The house was full for Wellington Repertory Theatre’s premiere of Nell Gwynn. The air is festive as we sit, orange-sellers of yore hawking their wares, bringing alive that 17th-century spirit. They stay while the play begins in earnest. A young actor flubbing his lines and the orange-sellers heckle him as if they were the crowd. I love this touch, the cheeky calls and the flustered character on stage turning red and more awkward. Nell starts speaking up and her quick-wittedness is apparent from the start. I laugh heartily at the innuendos and sly remarks, Ewen Coleman’s directing allowing for a spectacularly immersive opening.
by Laura Ferguson
As I sit in the corner of Circa Theatre, I notice the ever-building buzz of the crowd. Snippets of conversation filter through: ‘Well, Kinane’s Paua was…’ and ‘Oh, Wolfe directed Waru? It’s going to TIFF, right?’ This crowd is very familiar with the works of the playwright, Emma Kinane, and the director, Katie Wolfe. For me, this is my first time. I am not familiar with their previous work and though looking forward to Anahera, I do feel a slight trepidation. The play has been touted as one to come to if you enjoyed Broadchurch, but really, does one actually enjoy something like Broadchurch? I feel the creeping dread that I will be walking into heartbreak.
Forbidden love, teen angst and mummy-issues are given centre stage in Smoko Company’s new play The Swimmer at BATS Theatre this week. The production gives its audience all the emotional intensity you’d expect from such material. And then some. And then some more after that. Bold and in-your-face, The Swimmer is a refreshing rejection of the naturalist vibes more common of BATS productions. But underneath all the noise, it’s hard to understand or care about what’s happening to the characters.

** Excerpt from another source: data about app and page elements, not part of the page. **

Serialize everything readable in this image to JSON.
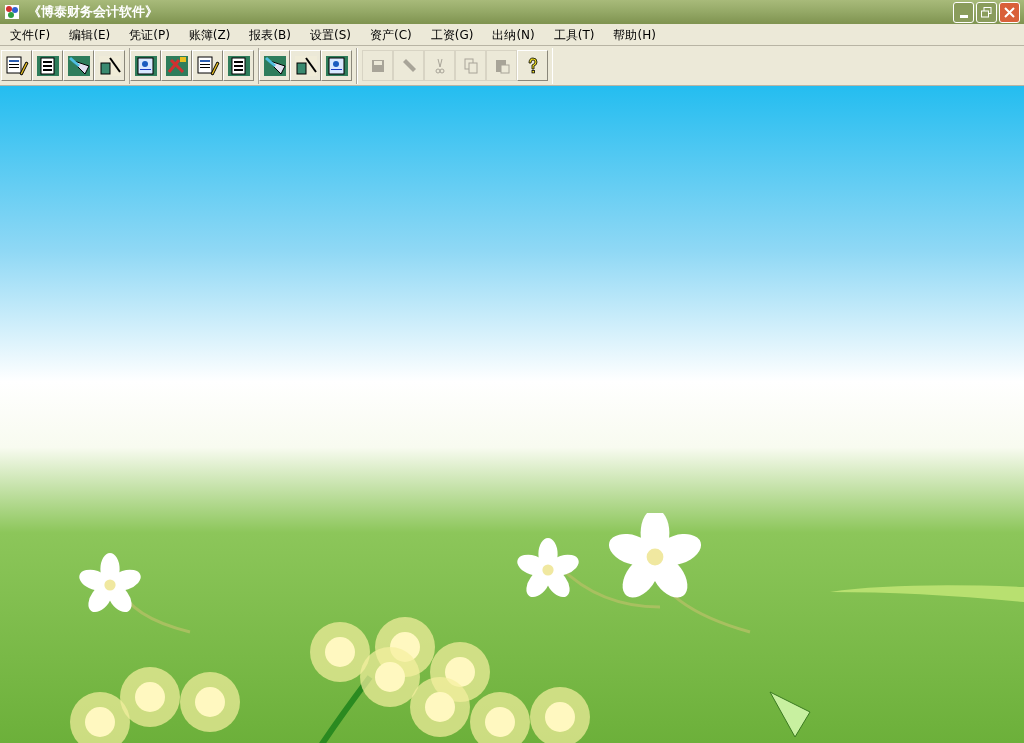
{
  "window": {
    "title": "《博泰财务会计软件》"
  },
  "menu": [
    "文件(F)",
    "编辑(E)",
    "凭证(P)",
    "账簿(Z)",
    "报表(B)",
    "设置(S)",
    "资产(C)",
    "工资(G)",
    "出纳(N)",
    "工具(T)",
    "帮助(H)"
  ],
  "toolbar": {
    "groups": [
      [
        {
          "disabled": false
        },
        {
          "disabled": false
        },
        {
          "disabled": false
        },
        {
          "disabled": false
        }
      ],
      [
        {
          "disabled": false
        },
        {
          "disabled": false
        },
        {
          "disabled": false
        },
        {
          "disabled": false
        }
      ],
      [
        {
          "disabled": false
        },
        {
          "disabled": false
        },
        {
          "disabled": false
        }
      ],
      [
        {
          "disabled": true
        },
        {
          "disabled": true
        },
        {
          "disabled": true
        },
        {
          "disabled": true
        },
        {
          "disabled": true
        },
        {
          "disabled": false
        }
      ]
    ]
  }
}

“Psychological flexibility is the sign of a healthy mind. A friend once told me ‘people have the right to their own stories’. Both of these things seem true, and yet they work against each other.” We May Have To Choose demonstrates, even in its very title, that ideological conflicts don't necessarily live on either side of a fence called truth.
Who are you? Who? by Best on Tap bravely explores this difficult question through an equally brave form. They present audience members’ anonymous self-assessments as a string of improvised scenes and stories, where improvisation stems from truth over comedy. By playing towards “Honest Truths” Best on Tap aim to challenge the preconception that improvisation should primarily be funny. But how truthful can an interpretation be? We write our brief identity blurbs onto cards, place them in a bowl and witness the portrayals of ourselves unfold.
These are a Few of my Favourite Sings is a delightful end of year musical show which brings together theatre goers, music lovers and those who just fancy some familiar songs, sing-alongs, and a healthy dose of Julie Andrews enthusiasm. I am one of many in the audience who grew up with Andrews so the numbers and Georgia Jamieson Emms’ autobiographical recounting of musical family life, brings a wonderful nostalgia.
Director, Adam Goodall, and Making Friends Collective revives Gavin McGibbon’s 2007 play Stand Up Love for one half of the double barrelled production at BATS. The dark comedy features Freddy and Ana: A toxic couple, struggling to find their future together while uncovering each other’s past grievances.
Courtney Rose Brown
The New Zealand premiere of Orphans, written by Lyle Kessler, opened at BATS Theatre last night and my only concern for the production is that the season is so short! Orphans follows the journey of two brothers who meet a father figure (by unconventional means) and their discoveries of self and each other. Generally when American scripts are chosen, I question why a new New Zealand piece of theatre hasn’t been chosen to be presented. However, this is not the case with Orphans as the team behind it have delivered a beautifully executed and engaging show.
Local Honest Reviews
At Art Murmurs, our aim is to provide honest and constructive art reviews to the Wellington community.